  1. Guard has an open shot off the screen

  2. After screen, wing pops out and gets a return pass from guard

  3. The wing pops out and gets pass from the low post

  4. The guard is being overplayed and back doors off the screen for a pass

  5. The guard goes back door and the forward pops out and gets the pass

Moving The Ball Cross Court

If none of these options are open then you should have an open teammate across the court. There are two ways to get the ball to the other side of the court - your center makes a cross court pass out of the low post or your guard at the top swings the ball with a pass.

Low post passes to wing on the other side. This should especially open, if their defender is trying to help on another player. 

Low post passes to the corner. This is another situation where your teammate should be open if their player is helping on defense. 

Top guard swings the ball to the other wing. By swinging the ball, the wing on the other side should options:

Option #1: Open shot or drive the ball and pass to the corner if defense helps

Option #2: Swing the ball back for a dribble hand-off

If ball is swung to the other side of the court by a pass from guard, the passer goes down to screen for the center, or low post player. This screen moves the center to the top spot where they will receive a pass then dribble towards the corner guard who should be coming towards them for a dribble hand-off. The center gives them the ball and they come off looking for a shot. - Minute Marker 

No shot coming off the hand-off? The center rolls down back to the low post - make sure your guard gets out to the corner so there’s not more than one player down in the post. Then swing the ball to the corner for a pass entry into the low post. 

Option #3: Go backdoor if swing pass is being denied

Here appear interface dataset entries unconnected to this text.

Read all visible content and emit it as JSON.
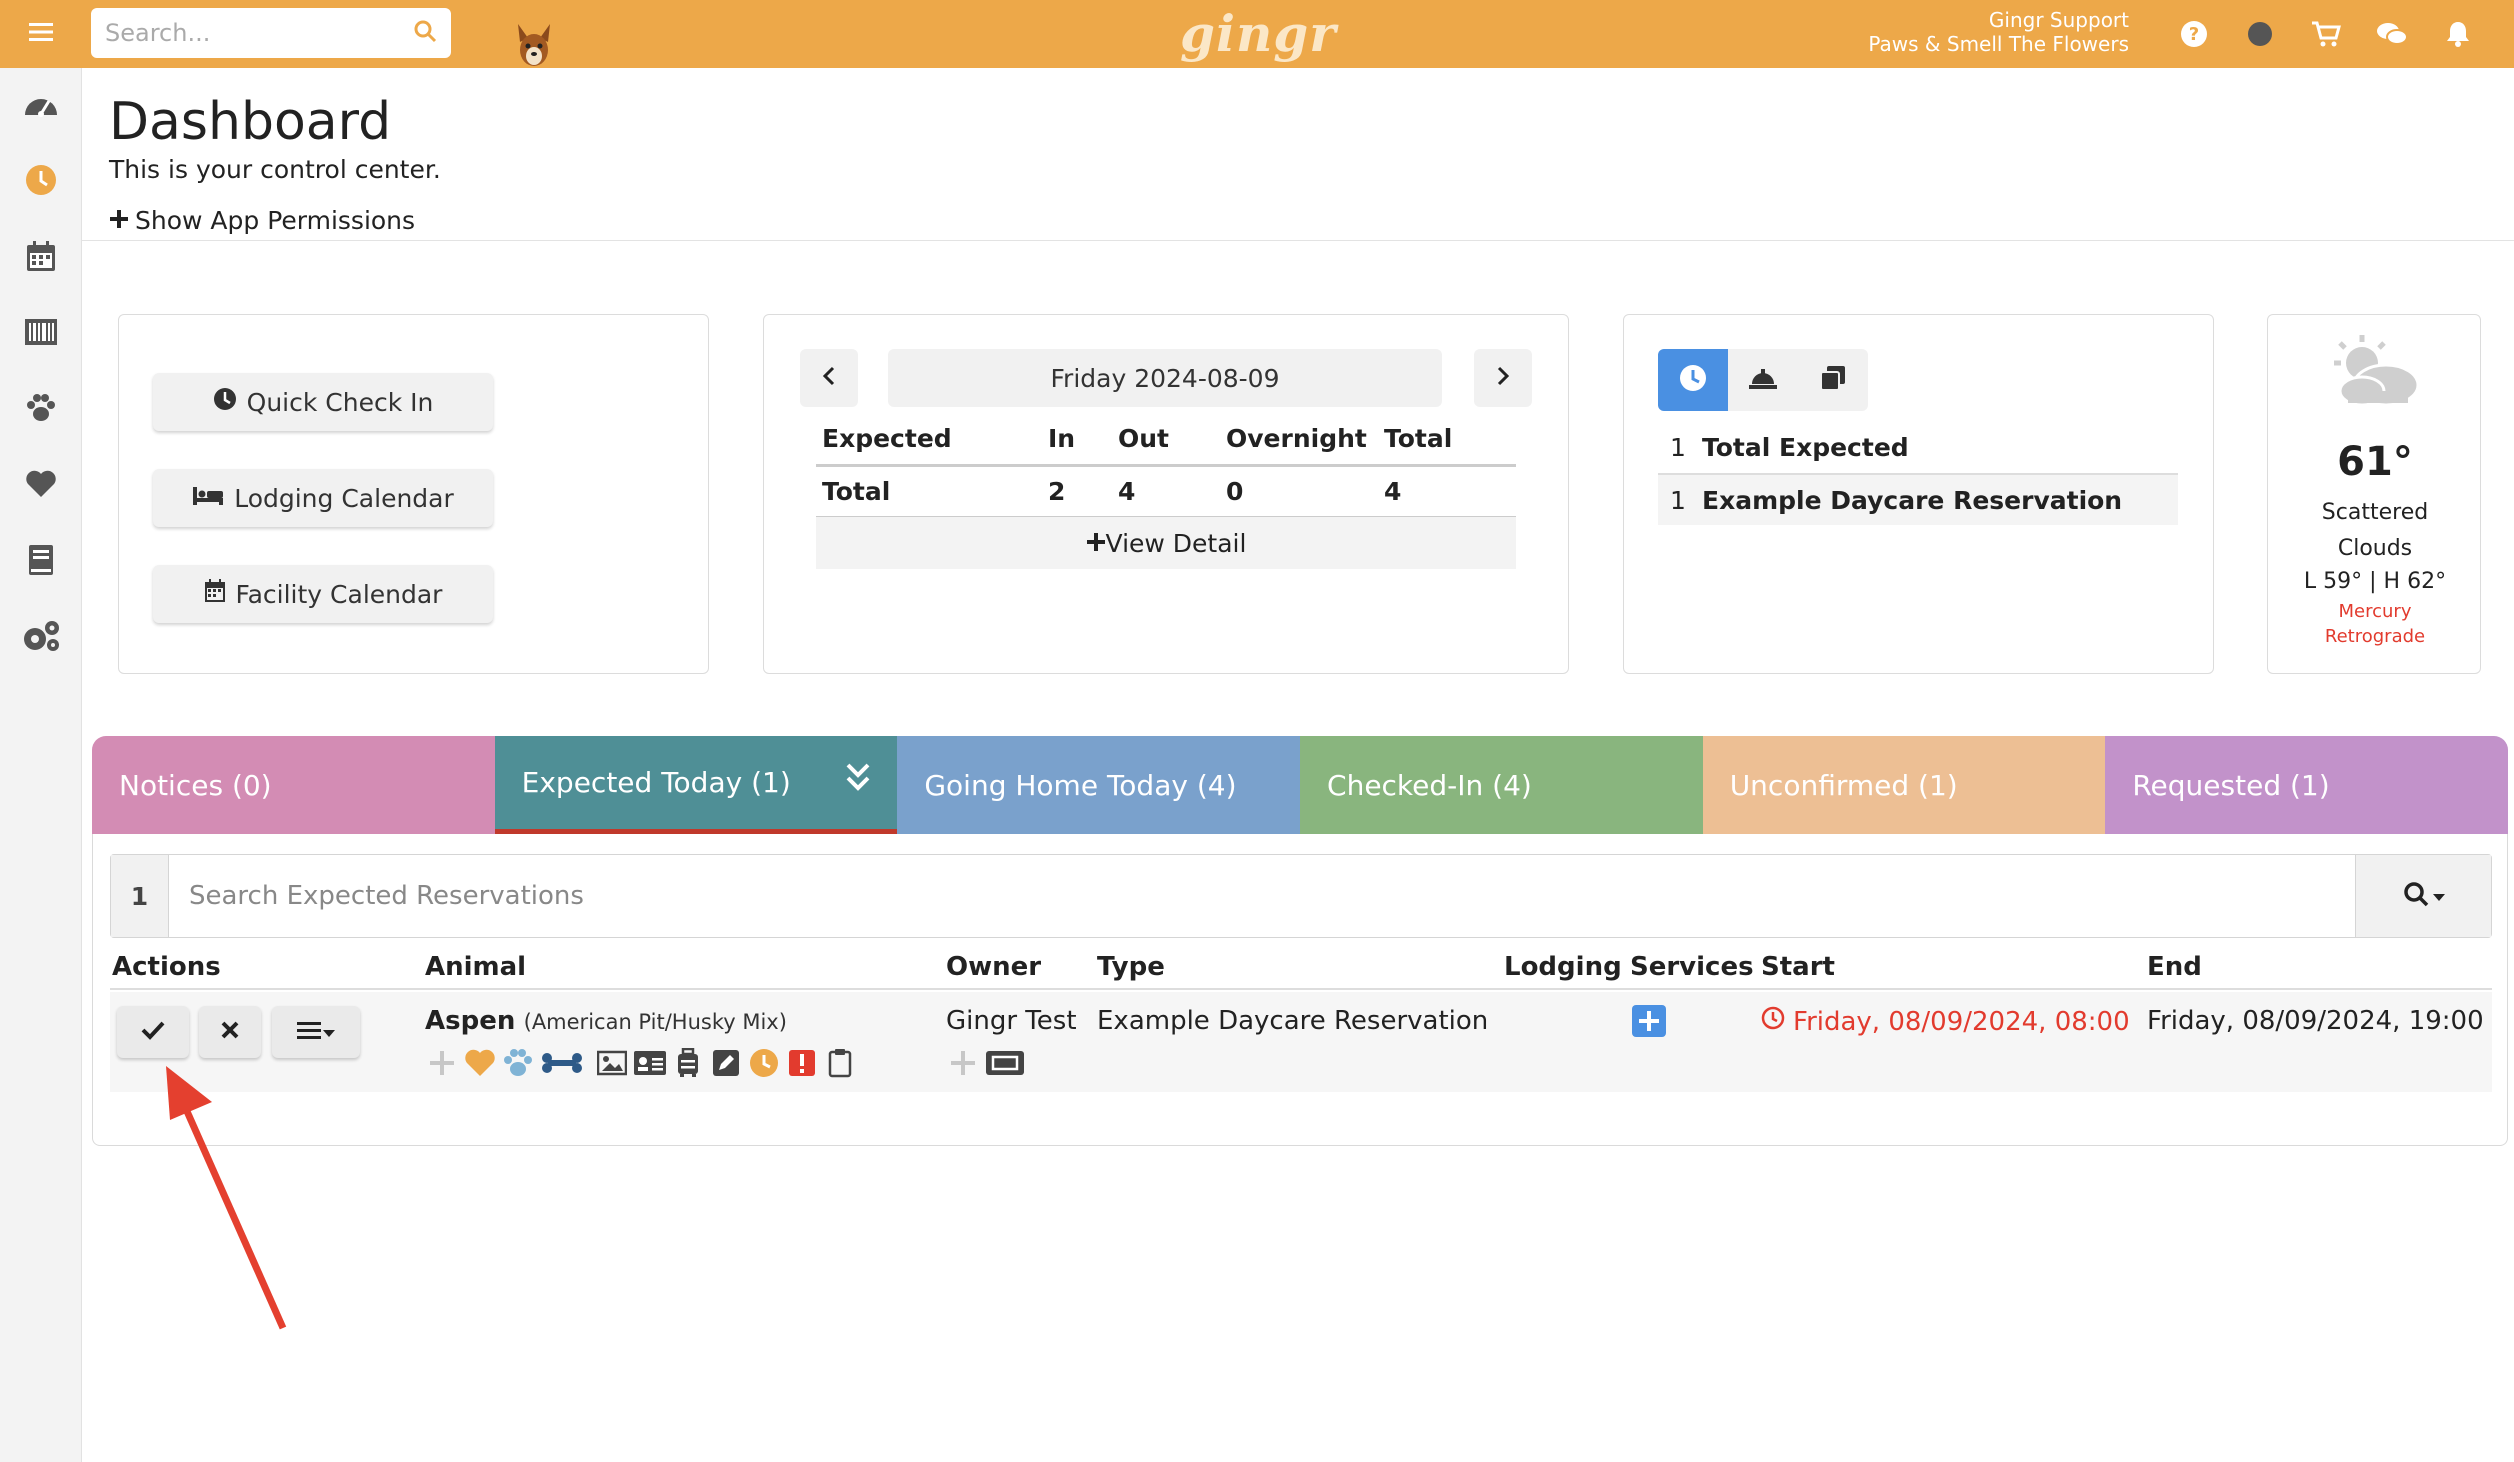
{
  "header": {
    "search_placeholder": "Search...",
    "brand": "gingr",
    "user_name": "Gingr Support",
    "location": "Paws & Smell The Flowers"
  },
  "page": {
    "title": "Dashboard",
    "subtitle": "This is your control center.",
    "permissions_link": "Show App Permissions"
  },
  "quick_actions": {
    "check_in": "Quick Check In",
    "lodging": "Lodging Calendar",
    "facility": "Facility Calendar"
  },
  "stats": {
    "date": "Friday 2024-08-09",
    "headers": [
      "Expected",
      "In",
      "Out",
      "Overnight",
      "Total"
    ],
    "total_row": [
      "Total",
      "2",
      "4",
      "0",
      "4"
    ],
    "view_detail": "View Detail"
  },
  "expected_card": {
    "rows": [
      {
        "count": "1",
        "label": "Total Expected"
      },
      {
        "count": "1",
        "label": "Example Daycare Reservation"
      }
    ]
  },
  "weather": {
    "temp": "61°",
    "condition": "Scattered Clouds",
    "range": "L 59° | H 62°",
    "note": "Mercury Retrograde"
  },
  "tabs": [
    {
      "label": "Notices (0)",
      "color": "#d38cb4"
    },
    {
      "label": "Expected Today (1)",
      "color": "#4f8f96"
    },
    {
      "label": "Going Home Today (4)",
      "color": "#7aa1cc"
    },
    {
      "label": "Checked-In (4)",
      "color": "#89b57e"
    },
    {
      "label": "Unconfirmed (1)",
      "color": "#edbf94"
    },
    {
      "label": "Requested (1)",
      "color": "#c292ca"
    }
  ],
  "reservations": {
    "count": "1",
    "search_placeholder": "Search Expected Reservations",
    "columns": [
      "Actions",
      "Animal",
      "Owner",
      "Type",
      "Lodging",
      "Services",
      "Start",
      "End"
    ],
    "rows": [
      {
        "animal": "Aspen",
        "breed": "(American Pit/Husky Mix)",
        "owner": "Gingr Test",
        "type": "Example Daycare Reservation",
        "lodging": "",
        "start": "Friday, 08/09/2024, 08:00",
        "end": "Friday, 08/09/2024, 19:00"
      }
    ]
  }
}
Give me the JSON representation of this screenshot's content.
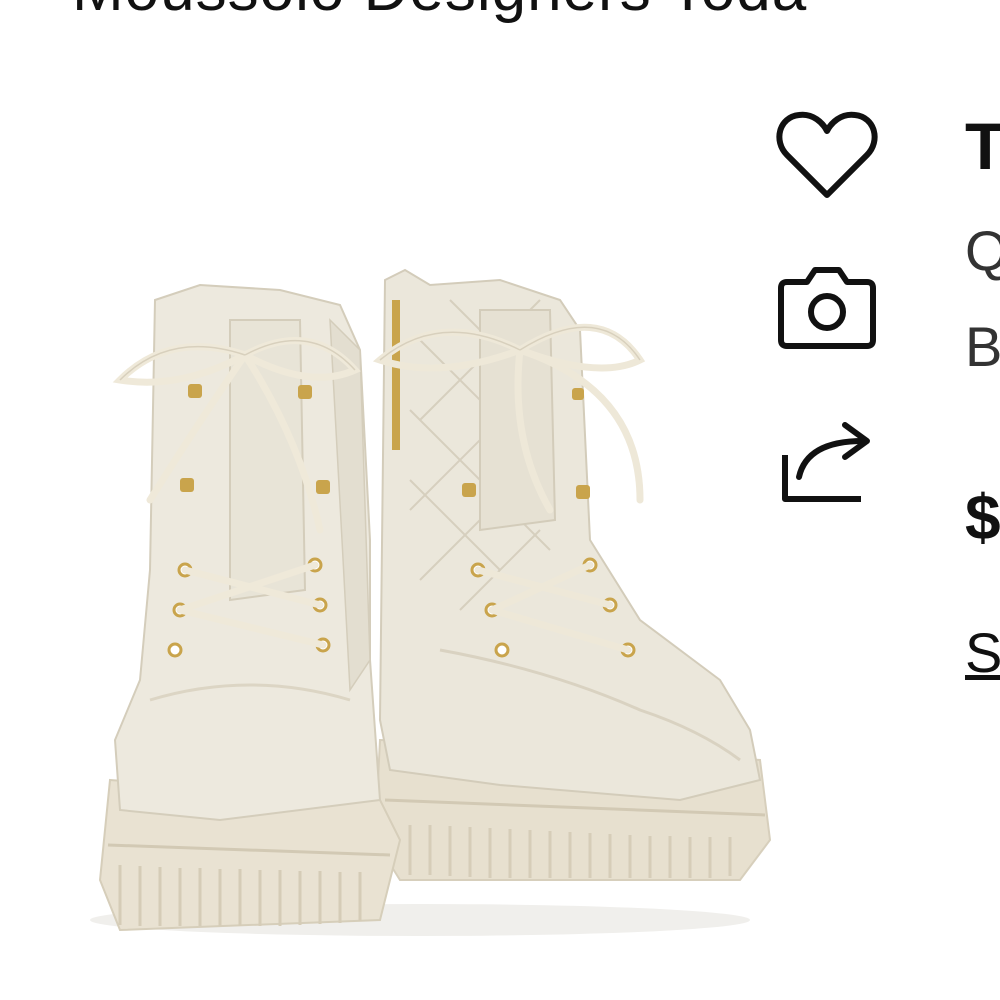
{
  "header": {
    "title": "Moussolo Designers Toda"
  },
  "product": {
    "image_alt": "Quilted leather combat boots",
    "brand_initial": "T",
    "name_line1": "Q",
    "name_line2": "B",
    "price": "$",
    "size_link": "S"
  },
  "actions": {
    "wishlist_icon": "heart-icon",
    "camera_icon": "camera-icon",
    "share_icon": "share-icon"
  },
  "colors": {
    "boot": "#ece8dc",
    "boot_shadow": "#d9d3c3",
    "sole": "#e8e1d1",
    "lace": "#efe9da",
    "hardware": "#c9a44c",
    "icon": "#111111"
  }
}
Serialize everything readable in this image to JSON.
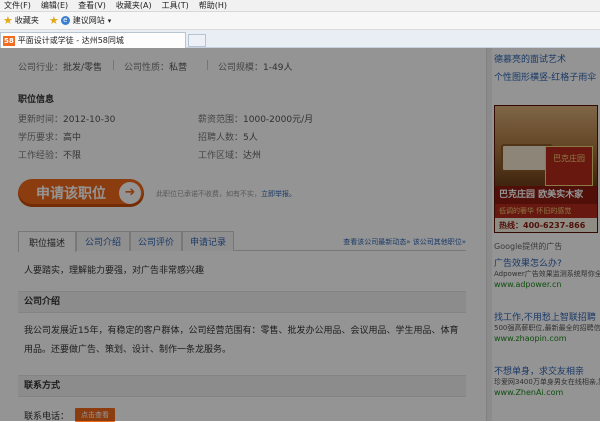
{
  "browser": {
    "menu": [
      "文件(F)",
      "编辑(E)",
      "查看(V)",
      "收藏夹(A)",
      "工具(T)",
      "帮助(H)"
    ],
    "favorites_label": "收藏夹",
    "suggested_sites": "建议网站",
    "tab_favicon": "58",
    "tab_title": "平面设计或学徒 - 达州58同城"
  },
  "company": {
    "industry_label": "公司行业：",
    "industry": "批发/零售",
    "nature_label": "公司性质：",
    "nature": "私营",
    "size_label": "公司规模：",
    "size": "1-49人"
  },
  "job_info": {
    "title": "职位信息",
    "updated_label": "更新时间：",
    "updated": "2012-10-30",
    "salary_label": "薪资范围：",
    "salary": "1000-2000元/月",
    "education_label": "学历要求：",
    "education": "高中",
    "headcount_label": "招聘人数：",
    "headcount": "5人",
    "experience_label": "工作经验：",
    "experience": "不限",
    "area_label": "工作区域：",
    "area": "达州"
  },
  "apply": {
    "button": "申请该职位",
    "notice": "此职位已承诺不收费，如有不实，",
    "report": "立即举报。"
  },
  "tabs": [
    "职位描述",
    "公司介绍",
    "公司评价",
    "申请记录"
  ],
  "tab_links": "查看该公司最新动态» 该公司其他职位»",
  "requirements": "人要踏实，理解能力要强，对广告非常感兴趣",
  "company_intro": {
    "title": "公司介绍",
    "text": "我公司发展近15年，有稳定的客户群体，公司经营范围有：零售、批发办公用品、会议用品、学生用品、体育用品。还要做广告、策划、设计、制作一条龙服务。"
  },
  "contact": {
    "title": "联系方式",
    "phone_label": "联系电话：",
    "phone_button": "点击查看"
  },
  "sidebar": {
    "link1": "德慕亮的面试艺术",
    "link2": "个性图形横竖-红格子雨伞",
    "ad": {
      "logo_text": "巴克庄园",
      "brand": "巴克庄园  欧美实木家",
      "slogan": "低调的奢华 怀旧的感觉",
      "phone": "热线：400-6237-866"
    },
    "google_label": "Google提供的广告",
    "ads": [
      {
        "title": "广告效果怎么办?",
        "desc": "Adpower广告效果监测系统帮你全面提高广告效果,降低广告成本",
        "url": "www.adpower.cn"
      },
      {
        "title": "找工作,不用愁上智联招聘",
        "desc": "500强高薪职位,最新最全的招聘信息,马上注册,简历轻松写,工作更好找",
        "url": "www.zhaopin.com"
      },
      {
        "title": "不想单身，求交友相亲",
        "desc": "珍爱网3400万单身男女在线相亲,靠谱多，单身，快来找对象",
        "url": "www.ZhenAi.com"
      }
    ]
  }
}
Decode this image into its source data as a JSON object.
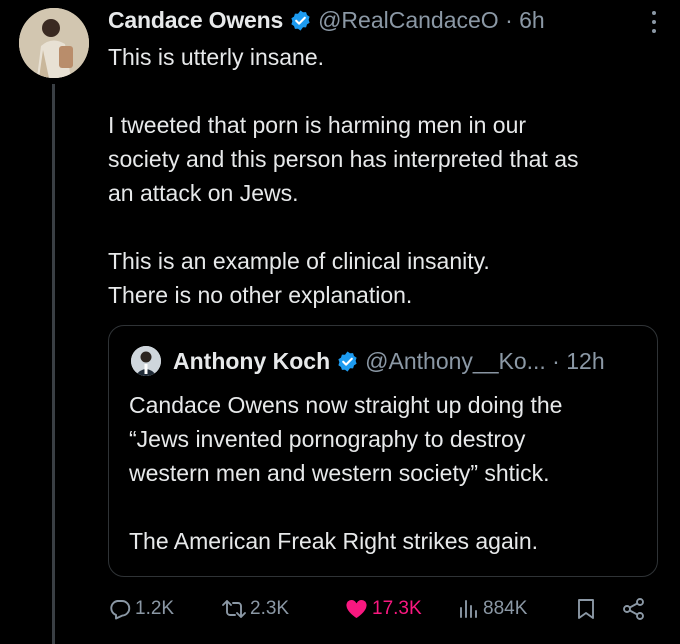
{
  "tweet": {
    "author_name": "Candace Owens",
    "handle": "@RealCandaceO",
    "time": "6h",
    "paragraphs": [
      "This is utterly insane.",
      "I tweeted that porn is harming men in our society and this person has interpreted that as an attack on Jews.",
      "This is an example of clinical insanity. There is no other explanation."
    ],
    "text_lines": [
      [
        "This is utterly insane."
      ],
      [
        "I tweeted that porn is harming men in our",
        "society and this person has interpreted that as",
        "an attack on Jews."
      ],
      [
        "This is an example of clinical insanity.",
        "There is no other explanation."
      ]
    ]
  },
  "quote": {
    "author_name": "Anthony Koch",
    "handle": "@Anthony__Ko...",
    "time": "12h",
    "text_lines": [
      [
        "Candace Owens now straight up doing the",
        "“Jews invented pornography to destroy",
        "western men and western society” shtick."
      ],
      [
        "The American Freak Right strikes again."
      ]
    ]
  },
  "actions": {
    "reply_count": "1.2K",
    "retweet_count": "2.3K",
    "like_count": "17.3K",
    "views_count": "884K"
  },
  "icons": {
    "verified": "verified-badge-icon",
    "more": "more-vertical-icon",
    "reply": "reply-icon",
    "retweet": "retweet-icon",
    "like": "heart-icon",
    "views": "views-icon",
    "bookmark": "bookmark-icon",
    "share": "share-icon"
  },
  "colors": {
    "background": "#000000",
    "text": "#e7e9ea",
    "secondary": "#8b98a5",
    "verified": "#1d9bf0",
    "like": "#f91880",
    "border": "#2f3336"
  }
}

If the forward going back door isn’t open, the corner player should move up for the pass. The forward stays on the block to post up looking for an entry pass from the wing.

Since the forward stays to post up you have to make sure there’s no one else down low. This shouldn’t be an issue because when the ball goes to the other side of the court your passer always screen for the center. 

Learn More

There’s so much to learn about the Princeton Offense that it’s impossible to do in one article which is why we are doing a four-part series solely focused on this complex offense!


If you want to learn more about developing this offense, continue reading the rest of our series and be sure to check out  Pete Carril’s Princeton Offense 2-disc DVD set. It goes into incredible detail with excellent demonstrations to help you instruct your players on the court and make your game plan according to your team.